For my series of 'Back to basics' posts I've covered a lot of ground and featured plenty of evocative natural cleaning and laundering remedies — nine to be exact: Bon Ami Cleaning PowderKirk’s Original Coco Castile Bar SoapFels-NapthaHeinz Distilled White VinegarArm & Hammer Super Washing Soda20 Mule Team Borax,  Dr. Bronner’s Classic Liquid Soaps, ReaLemon, and Colgate's Octagon Soap.

All nine of these products are wonderful — some more obscure than others and all of them time-honored, inexpensive, and low-impact — but you might have been left wondering: "when in the world is he going to cut to the BS and include the most basic of them all, baking soda?" Since I like to save the best for last, for my final 'Back to basics' post here's a look at the ultimate thrift- and planet-friendly cleaning/laundry solution with endless retro appeal: Arm & Hammer Baking Soda

Of course, the use of any kind of baking soda is just fine but the brand in the little yellow box is no doubt the most iconic. Since my post on Arm & Hammer Baking Soda’s more powerful cousin, Super Washing Soda (sodium carbonate), has gotten a fair amount of play recently, I thought I’d dig up some history on the A & H brand.

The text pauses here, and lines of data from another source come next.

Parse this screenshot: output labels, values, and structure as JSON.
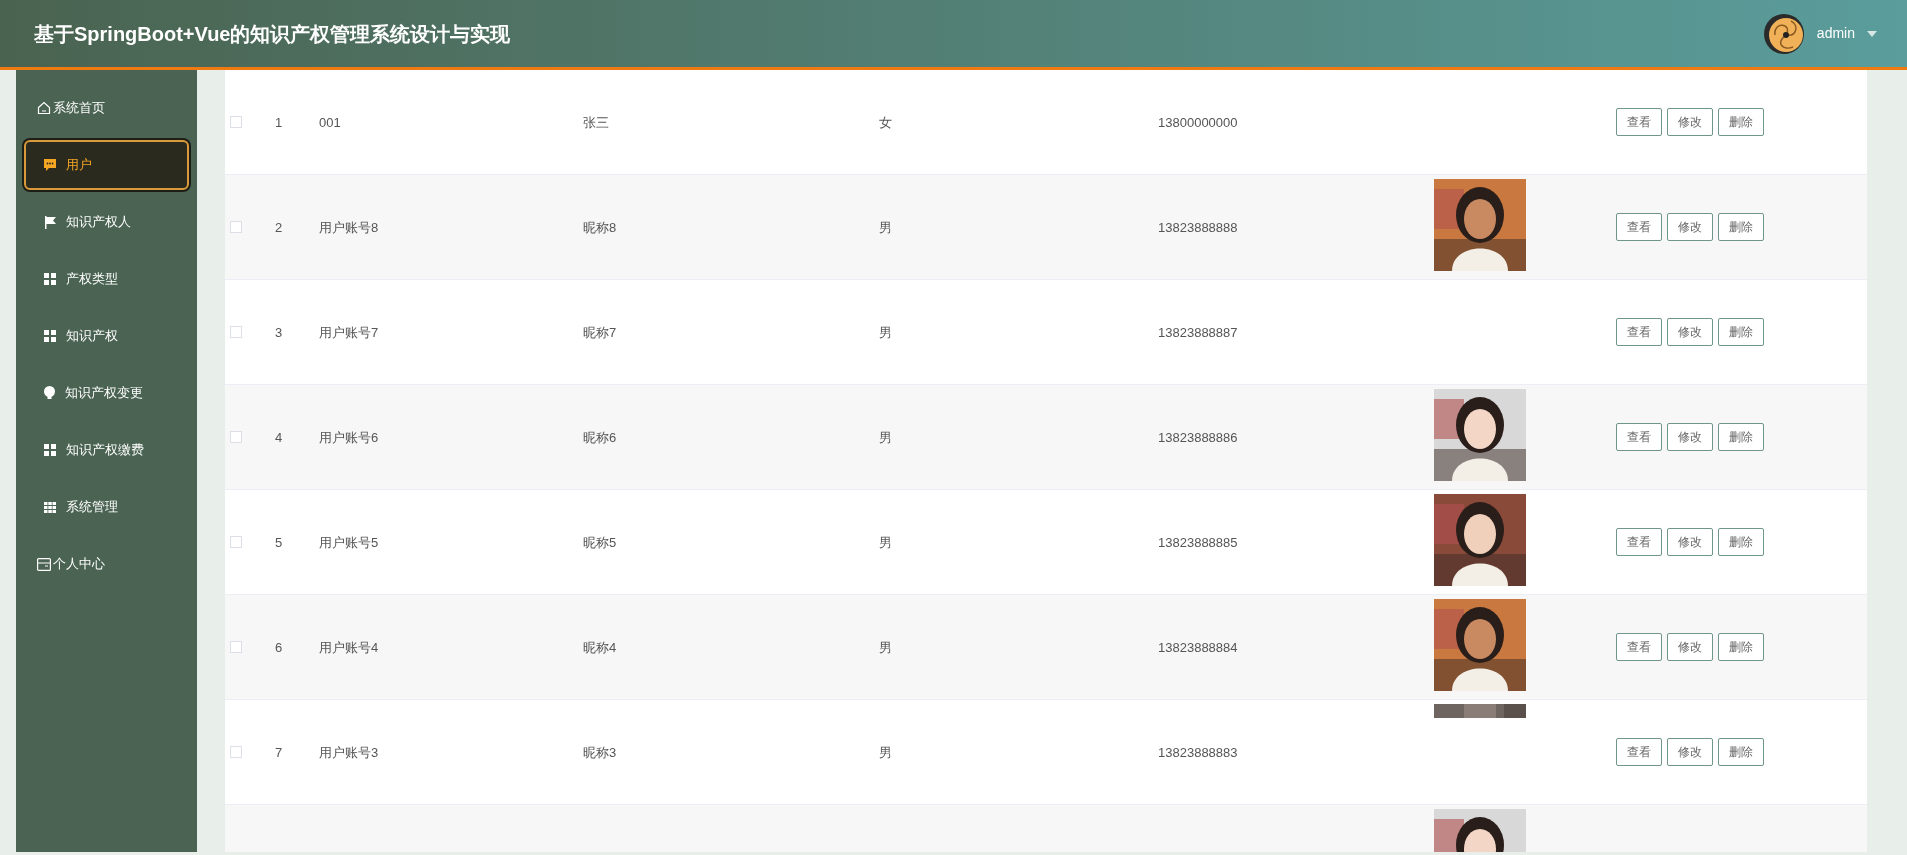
{
  "header": {
    "title": "基于SpringBoot+Vue的知识产权管理系统设计与实现",
    "user": "admin"
  },
  "sidebar": {
    "items": [
      {
        "label": "系统首页",
        "selected": false,
        "kind": "plain"
      },
      {
        "label": "用户",
        "selected": true,
        "kind": "menu"
      },
      {
        "label": "知识产权人",
        "selected": false,
        "kind": "menu"
      },
      {
        "label": "产权类型",
        "selected": false,
        "kind": "menu"
      },
      {
        "label": "知识产权",
        "selected": false,
        "kind": "menu"
      },
      {
        "label": "知识产权变更",
        "selected": false,
        "kind": "menu"
      },
      {
        "label": "知识产权缴费",
        "selected": false,
        "kind": "menu"
      },
      {
        "label": "系统管理",
        "selected": false,
        "kind": "menu"
      },
      {
        "label": "个人中心",
        "selected": false,
        "kind": "plain"
      }
    ]
  },
  "table": {
    "rows": [
      {
        "index": "1",
        "account": "001",
        "nickname": "张三",
        "gender": "女",
        "phone": "13800000000",
        "checked": false,
        "actions": [
          "查看",
          "修改",
          "删除"
        ]
      },
      {
        "index": "2",
        "account": "用户账号8",
        "nickname": "昵称8",
        "gender": "男",
        "phone": "13823888888",
        "checked": false,
        "photo": {
          "kind": "picture"
        },
        "actions": [
          "查看",
          "修改",
          "删除"
        ]
      },
      {
        "index": "3",
        "account": "用户账号7",
        "nickname": "昵称7",
        "gender": "男",
        "phone": "13823888887",
        "checked": false,
        "actions": [
          "查看",
          "修改",
          "删除"
        ]
      },
      {
        "index": "4",
        "account": "用户账号6",
        "nickname": "昵称6",
        "gender": "男",
        "phone": "13823888886",
        "checked": false,
        "photo": {
          "kind": "picture"
        },
        "actions": [
          "查看",
          "修改",
          "删除"
        ]
      },
      {
        "index": "5",
        "account": "用户账号5",
        "nickname": "昵称5",
        "gender": "男",
        "phone": "13823888885",
        "checked": false,
        "photo": {
          "kind": "picture"
        },
        "actions": [
          "查看",
          "修改",
          "删除"
        ]
      },
      {
        "index": "6",
        "account": "用户账号4",
        "nickname": "昵称4",
        "gender": "男",
        "phone": "13823888884",
        "checked": false,
        "photo": {
          "kind": "picture"
        },
        "actions": [
          "查看",
          "修改",
          "删除"
        ]
      },
      {
        "index": "7",
        "account": "用户账号3",
        "nickname": "昵称3",
        "gender": "男",
        "phone": "13823888883",
        "checked": false,
        "photo": {
          "kind": "strip"
        },
        "actions": [
          "查看",
          "修改",
          "删除"
        ]
      },
      {
        "photo": {
          "kind": "picture"
        }
      }
    ]
  }
}
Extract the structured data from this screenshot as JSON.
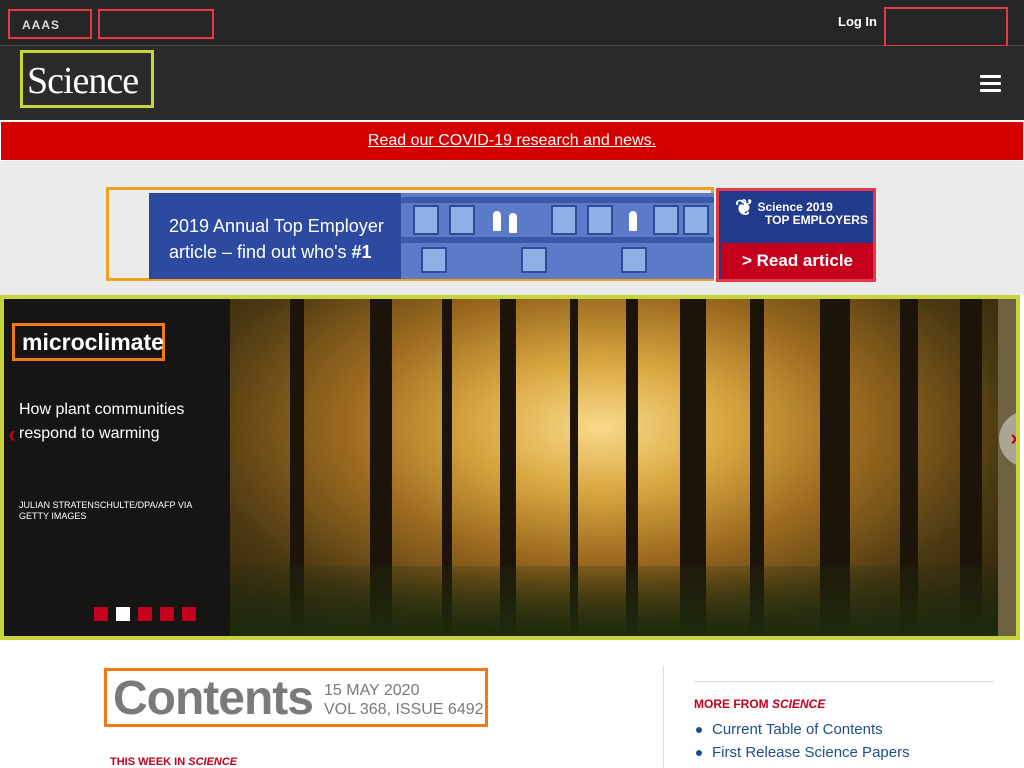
{
  "topbar": {
    "brand_aaas": "AAAS",
    "brand_journals": "",
    "login": "Log In",
    "subscribe": ""
  },
  "masthead": {
    "logo_text": "Science"
  },
  "covid_banner": {
    "link_text": "Read our COVID-19 research and news."
  },
  "ad": {
    "line1": "2019 Annual Top Employer",
    "line2_prefix": "article – find out who's ",
    "line2_bold": "#1",
    "badge_title": "Science 2019",
    "badge_subtitle": "TOP EMPLOYERS",
    "cta_label": "> Read article"
  },
  "hero": {
    "heading": "microclimate",
    "dek": "How plant communities respond to warming",
    "credit": "JULIAN STRATENSCHULTE/DPA/AFP VIA GETTY IMAGES",
    "slides": 5,
    "active_slide": 2
  },
  "contents": {
    "title": "Contents",
    "date": "15 MAY 2020",
    "volume": "VOL 368, ISSUE 6492",
    "this_week_prefix": "THIS WEEK IN ",
    "this_week_italic": "SCIENCE"
  },
  "sidebar": {
    "more_from_prefix": "MORE FROM ",
    "more_from_italic": "SCIENCE",
    "links": [
      "Current Table of Contents",
      "First Release Science Papers"
    ]
  },
  "colors": {
    "accent_red": "#c4001d",
    "link_blue": "#1e4e8c",
    "topbar_bg": "#262626"
  }
}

Arm & Hammer got its start in 1846 when Austin Church and John Dwight started selling packaged sodium bicarbonate (baking soda) under the name John Dwight and Co. In 1867, the company became Church and Co. and the Arm & Hammer trademark — the hammer-wielding arm of the Roman god of fire, Vulcan — first appeared on packaging (it apparently predates the Socialist Labor Party of America’s similar insignia).

The rest, as they say, is history, although it’s worth pointing out a few A & H eco-milestones: in 1888, the first eco-themed Arm & Hammer trading cards appeared with the “Beautiful Birds of America" series; in the early 1900s, the company, now Church & Dwight, began using recycled paperboard in packaging; in 1970, Arm & Hammer releaseed the first phosphate-free laundry detergent; and also in 1970, the company served as the sole corporate sponsor of the first Earth Day.

Arm & Hammer Baking Soda was originally marketed as a cooking additive — a leavening agent — and it wasn’t until the 1920s that the company began pushing the astounding versatility of sodium bicarbonate.

Today, baking soda is just as popular as a household cleaner and personal care ingredient as it is a cookery staple. It’s cheap, nontoxic, and its applications — alone or with other ingredients — are seemingly endless. My favorite? I ditch the Drano and use it, along with distilled white vinegar, as a safe drain de-clogger. Aside from being inexpensive and eco-friendly, it’s endlessly entertaining to watch the two ingredients react (kitchen volcano!) I also, like many folks, keep boxes of Arm & Hammer in my fridge to absorb odors. Plus, I use it to clean my often-gnarly electric toothbrush.

Instead of listing every single cool use for baking soda here, I thought I’d open it up to you in the comments section. Please, feel free to share your favorite ways to use baking soda, Arm & Hammer or not, around the house. Bonus points for sharing something unusual and unique (and no, denture cleaning does not count)! 

See also:

Green cleaning tips

Matt Hickman ( @mattyhick ) writes about design, architecture and the intersection between the natural world and the built environment.

Back to basics: Arm & Hammer Baking Soda
For the final 'Back to basics' post, here's a look at the ultimate (and perhaps most obvious) versatile and venerable natural cleaning tool: Arm & Hammer Baking